- _Exercise directions_:
Show all lines containing "Open" from the data below.

(App and web page records)

══════════════════════════════

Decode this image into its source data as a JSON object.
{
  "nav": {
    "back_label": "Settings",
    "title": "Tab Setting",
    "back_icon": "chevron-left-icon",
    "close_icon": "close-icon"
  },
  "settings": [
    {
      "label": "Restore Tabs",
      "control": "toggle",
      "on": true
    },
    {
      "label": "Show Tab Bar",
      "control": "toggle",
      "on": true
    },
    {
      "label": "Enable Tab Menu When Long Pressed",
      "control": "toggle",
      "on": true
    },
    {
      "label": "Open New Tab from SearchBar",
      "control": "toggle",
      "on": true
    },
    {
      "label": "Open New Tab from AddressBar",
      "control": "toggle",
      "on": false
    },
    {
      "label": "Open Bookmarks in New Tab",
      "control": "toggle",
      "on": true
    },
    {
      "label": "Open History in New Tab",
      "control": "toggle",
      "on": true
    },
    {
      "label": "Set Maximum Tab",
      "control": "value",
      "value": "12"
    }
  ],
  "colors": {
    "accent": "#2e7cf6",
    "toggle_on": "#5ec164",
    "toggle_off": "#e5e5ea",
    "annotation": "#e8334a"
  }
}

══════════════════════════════

- _Response for this exercise_:
      "label": "Open New Tab from SearchBar",
      "label": "Open New Tab from AddressBar",
      "label": "Open Bookmarks in New Tab",
      "label": "Open History in New Tab",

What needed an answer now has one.